Poetry in a bottle, and all the hard work that goes into it

Opening a bottle, pouring yourself a glass, sensing the complex aromas and flavors, the velvety texture: that’s the pleasure of wine.

But to get there, it’s good to remember just how much hard work has been put in by everyone that’s hard at work in the vineyards and cellars. As Wayne Young writes on the Bastianich Winery blog:

There’s  romantic misconception about the harvest… Grape Picking. Most people imagine lovely ladies in sun-dresses happily carrying their wicker baskets of beautiful fruit through the vineyards…

I would rather spend 8 hours in the cellar working with tanks and pumps and hoses, than 4 hours picking grapes. It’s messy, buggy, sticky, hot, nasty work.

Wayne has been doing a great job giving a sense of what harvest is all about, by describing everything from the equipment and how it’s used to fermentation, grape varieties, the method of drying grapes by appassimento, wasp attacks and the quick onset of a storm, just as fresh grapes are waiting to be brought into the winery. In other words, (more…)

Wine Blogging Wednesday #48: Back to Your Roots

Great theme from Lenn Thompson, founder of the Wine Blogging Wednesday, to celebrate four years of this collective tasting thing (which begat a French heir called les Vendredis du vin, among other good things). He calls upon us to (more…)

Make your own wine (it’s not what you think)

Just about anyone who loves wine with any degree of seriousness starts thinking, at one point or another, that it would be great to make their own wine. There are those who will pick up demijohns and buckets of must and all that and produce their own Château Moi, with highly varying degrees of success. My father-in-law makes a very decent white wine. I’m not quite as enthralled by his red.

Anyway, there are other options out there. You could, for instance, buy your own vineyard, with a house and all the equipment you need. If you have half a million dollar or more, that shouldn’t be too much of a problem. But then, of course, don’t forget that you’ll have to do all the vineyard work – and there is a lot of that. Oh. And sell the wine, too…

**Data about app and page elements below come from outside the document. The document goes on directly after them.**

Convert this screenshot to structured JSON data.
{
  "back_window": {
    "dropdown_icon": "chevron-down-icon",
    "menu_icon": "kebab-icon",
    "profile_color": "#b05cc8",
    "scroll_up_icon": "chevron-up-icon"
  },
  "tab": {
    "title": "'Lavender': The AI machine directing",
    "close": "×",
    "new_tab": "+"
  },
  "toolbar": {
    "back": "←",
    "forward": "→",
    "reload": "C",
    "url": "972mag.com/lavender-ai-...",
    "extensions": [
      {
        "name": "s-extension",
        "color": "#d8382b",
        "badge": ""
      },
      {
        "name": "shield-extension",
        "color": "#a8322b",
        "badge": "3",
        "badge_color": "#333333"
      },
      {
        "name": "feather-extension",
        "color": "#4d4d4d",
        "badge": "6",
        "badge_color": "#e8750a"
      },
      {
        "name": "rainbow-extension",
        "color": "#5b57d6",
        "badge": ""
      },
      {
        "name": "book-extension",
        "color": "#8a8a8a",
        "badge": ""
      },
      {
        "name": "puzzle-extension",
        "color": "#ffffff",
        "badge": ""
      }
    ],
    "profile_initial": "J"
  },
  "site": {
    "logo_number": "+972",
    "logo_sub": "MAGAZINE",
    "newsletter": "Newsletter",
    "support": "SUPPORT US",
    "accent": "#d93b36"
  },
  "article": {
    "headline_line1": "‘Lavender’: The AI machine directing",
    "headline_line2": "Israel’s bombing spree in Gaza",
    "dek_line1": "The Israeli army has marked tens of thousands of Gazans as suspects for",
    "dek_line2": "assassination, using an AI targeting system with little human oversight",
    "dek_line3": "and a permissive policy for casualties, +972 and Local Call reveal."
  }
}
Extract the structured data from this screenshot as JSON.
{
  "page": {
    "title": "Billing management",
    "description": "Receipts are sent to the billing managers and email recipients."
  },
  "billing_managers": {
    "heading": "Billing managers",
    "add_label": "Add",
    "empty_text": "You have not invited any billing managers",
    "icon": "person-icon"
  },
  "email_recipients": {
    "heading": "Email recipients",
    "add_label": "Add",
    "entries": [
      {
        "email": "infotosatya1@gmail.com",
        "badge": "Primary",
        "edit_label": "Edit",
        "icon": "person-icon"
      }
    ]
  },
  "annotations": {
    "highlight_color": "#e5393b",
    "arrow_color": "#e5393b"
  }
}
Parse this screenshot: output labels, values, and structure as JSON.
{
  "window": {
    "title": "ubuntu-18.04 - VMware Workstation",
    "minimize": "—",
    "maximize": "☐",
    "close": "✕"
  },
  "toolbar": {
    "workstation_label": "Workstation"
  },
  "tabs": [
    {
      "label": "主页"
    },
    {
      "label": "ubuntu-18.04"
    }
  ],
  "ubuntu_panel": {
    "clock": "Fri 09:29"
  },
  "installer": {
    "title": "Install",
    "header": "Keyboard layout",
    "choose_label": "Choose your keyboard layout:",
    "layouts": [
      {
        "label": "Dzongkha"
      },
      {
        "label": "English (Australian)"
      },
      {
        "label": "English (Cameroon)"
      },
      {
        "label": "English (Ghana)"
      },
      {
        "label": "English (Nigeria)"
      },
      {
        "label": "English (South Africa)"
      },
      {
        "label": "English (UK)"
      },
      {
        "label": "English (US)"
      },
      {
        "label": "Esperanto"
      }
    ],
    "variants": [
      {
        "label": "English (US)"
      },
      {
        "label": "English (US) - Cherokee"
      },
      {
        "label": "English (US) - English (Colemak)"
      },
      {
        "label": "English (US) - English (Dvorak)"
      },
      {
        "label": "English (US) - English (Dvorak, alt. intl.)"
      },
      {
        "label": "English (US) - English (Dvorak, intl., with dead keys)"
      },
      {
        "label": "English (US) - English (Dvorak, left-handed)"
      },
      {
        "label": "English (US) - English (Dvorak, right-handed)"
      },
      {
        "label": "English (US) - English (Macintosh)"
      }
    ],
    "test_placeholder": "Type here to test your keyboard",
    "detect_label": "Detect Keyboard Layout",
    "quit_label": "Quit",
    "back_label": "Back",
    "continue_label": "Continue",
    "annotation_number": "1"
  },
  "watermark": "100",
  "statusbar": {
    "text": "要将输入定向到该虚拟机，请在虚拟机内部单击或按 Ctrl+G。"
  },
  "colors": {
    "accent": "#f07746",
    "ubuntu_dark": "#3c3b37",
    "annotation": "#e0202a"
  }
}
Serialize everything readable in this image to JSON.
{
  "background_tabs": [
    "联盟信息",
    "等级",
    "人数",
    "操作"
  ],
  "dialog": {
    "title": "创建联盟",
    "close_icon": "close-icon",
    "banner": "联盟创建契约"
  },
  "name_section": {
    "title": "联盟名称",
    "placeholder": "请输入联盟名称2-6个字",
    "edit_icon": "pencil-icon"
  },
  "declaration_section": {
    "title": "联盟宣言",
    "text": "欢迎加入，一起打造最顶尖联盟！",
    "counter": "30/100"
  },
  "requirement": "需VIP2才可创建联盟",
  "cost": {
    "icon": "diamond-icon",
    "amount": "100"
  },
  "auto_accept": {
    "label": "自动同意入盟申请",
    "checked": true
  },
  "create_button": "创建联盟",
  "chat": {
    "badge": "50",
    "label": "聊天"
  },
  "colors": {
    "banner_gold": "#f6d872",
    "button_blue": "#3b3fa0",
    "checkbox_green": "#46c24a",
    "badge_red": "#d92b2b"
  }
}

On the other hand, you could decide to go the luxurious and exclusive way, with a lot of pampering, instead of vine pruning and compost shoveling, and sign up for Cliff Lede Vineyards‘ BYOB program. It’s a three-day, all expenses paid, limousine-driven (more…)

Pulling back just a touch – take two

The LA Times story about Adam Tolmach, from Ojai Vineyards, saying that he would reduce the alcohol content in his wines to move away from the world of Parkerized wines, which I had mentioned in my previous post, has been gathering a fair bit of steam. The original story was picked up by many on the blogosphere and in the media, including Decanter and The Telegraph in the United Kingdom, often with a sort of glee from people who obviously think that the higher-alcohol trend is just plain wrong.

Yet the shocker comes from Eric Asimov, of the New York Times, who found the characterization of Ojai vineyards’ wines as “over the top” rather strange, since he (and others, like Allen Meadows of Burghound, who is a harsh critic of high-alcohol wines) tends to find Tolmach’s wines rather balanced and elegant. Asimov called Tolmach, who told him he was misquoted, and that his reference to his own, over the top wines pointed to a particular series of pinots he produced from 1992 to 2001.

Still, even though he disagrees with the particulars of the article (more…)

Pulling back just a touch

Are California wines over the top?. That’s the title of an interesting article published earlier this week in the Los Angeles Times, which I picked up on through the web site of A Donkey and Goat Winery. (Reading it requires a free registration)

The answer to the question? Yes, quite obviously. And it’s not me saying that. In the article, the main character is one Adam Tolmach, of Ojai Vineyard, on the Central Coast:

After 25 years, Santa Barbara’s original cult winemaker has had a crisis of conscience. “We got the scores we wanted, but we went away from what I personally like,” Tolmach says. “We lost our rudder when we went for ever bolder, riper flavors.” Specifically, he says, the alcohol levels of his wines, at 15% and higher, are too high.

(…) As he steps out into the sun, signaling to his crew to follow him up the stone steps to his house, where he’ll make them a lunch of grilled cheese and onion sandwiches, he says, “We have to do the right thing. I’d stopped drinking my own wines.”

That’s exactly the point, isn’t it? Tolmach is aiming to pull back (more…)